Collected data:
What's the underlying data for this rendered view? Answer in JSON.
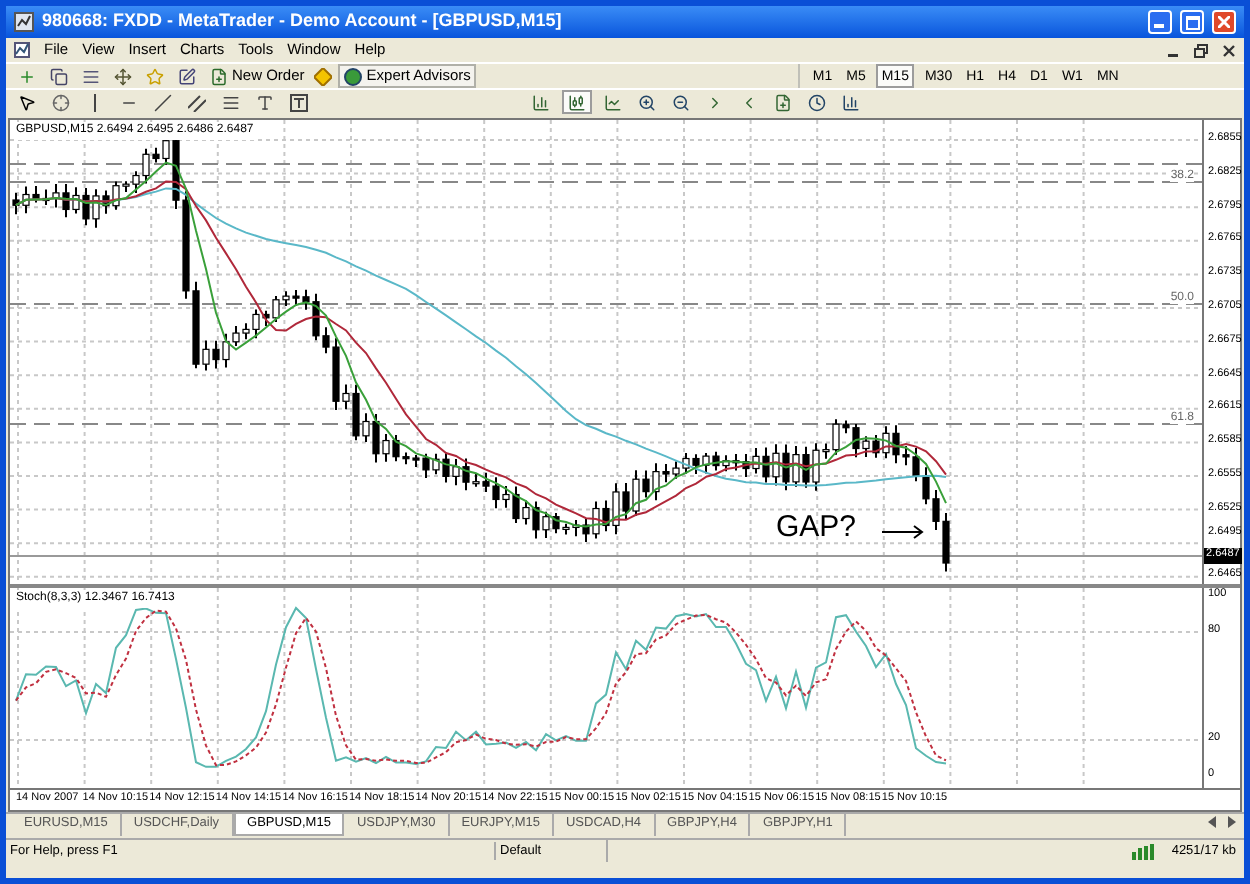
{
  "window": {
    "title": "980668: FXDD - MetaTrader - Demo Account - [GBPUSD,M15]"
  },
  "menu": [
    "File",
    "View",
    "Insert",
    "Charts",
    "Tools",
    "Window",
    "Help"
  ],
  "toolbar": {
    "new_order": "New Order",
    "expert_advisors": "Expert Advisors",
    "timeframes": [
      {
        "label": "M1",
        "selected": false
      },
      {
        "label": "M5",
        "selected": false
      },
      {
        "label": "M15",
        "selected": true
      },
      {
        "label": "M30",
        "selected": false
      },
      {
        "label": "H1",
        "selected": false
      },
      {
        "label": "H4",
        "selected": false
      },
      {
        "label": "D1",
        "selected": false
      },
      {
        "label": "W1",
        "selected": false
      },
      {
        "label": "MN",
        "selected": false
      }
    ]
  },
  "chart": {
    "header": "GBPUSD,M15  2.6494 2.6495 2.6486 2.6487",
    "price_axis": [
      "2.6855",
      "2.6825",
      "2.6795",
      "2.6765",
      "2.6735",
      "2.6705",
      "2.6675",
      "2.6645",
      "2.6615",
      "2.6585",
      "2.6555",
      "2.6525",
      "2.6495",
      "2.6465"
    ],
    "current_price": "2.6487",
    "fib_levels": [
      "38.2",
      "50.0",
      "61.8"
    ],
    "annotation": "GAP?",
    "indicator": {
      "header": "Stoch(8,3,3) 12.3467 16.7413",
      "axis": [
        "100",
        "80",
        "20",
        "0"
      ]
    },
    "time_axis": [
      "14 Nov 2007",
      "14 Nov 10:15",
      "14 Nov 12:15",
      "14 Nov 14:15",
      "14 Nov 16:15",
      "14 Nov 18:15",
      "14 Nov 20:15",
      "14 Nov 22:15",
      "15 Nov 00:15",
      "15 Nov 02:15",
      "15 Nov 04:15",
      "15 Nov 06:15",
      "15 Nov 08:15",
      "15 Nov 10:15"
    ]
  },
  "tabs": [
    {
      "label": "EURUSD,M15",
      "selected": false
    },
    {
      "label": "USDCHF,Daily",
      "selected": false
    },
    {
      "label": "GBPUSD,M15",
      "selected": true
    },
    {
      "label": "USDJPY,M30",
      "selected": false
    },
    {
      "label": "EURJPY,M15",
      "selected": false
    },
    {
      "label": "USDCAD,H4",
      "selected": false
    },
    {
      "label": "GBPJPY,H4",
      "selected": false
    },
    {
      "label": "GBPJPY,H1",
      "selected": false
    }
  ],
  "status_bar": {
    "help": "For Help, press F1",
    "profile": "Default",
    "traffic": "4251/17 kb"
  }
}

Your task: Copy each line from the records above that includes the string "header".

Reply to the task:
    "header": "GBPUSD,M15  2.6494 2.6495 2.6486 2.6487",
      "header": "Stoch(8,3,3) 12.3467 16.7413",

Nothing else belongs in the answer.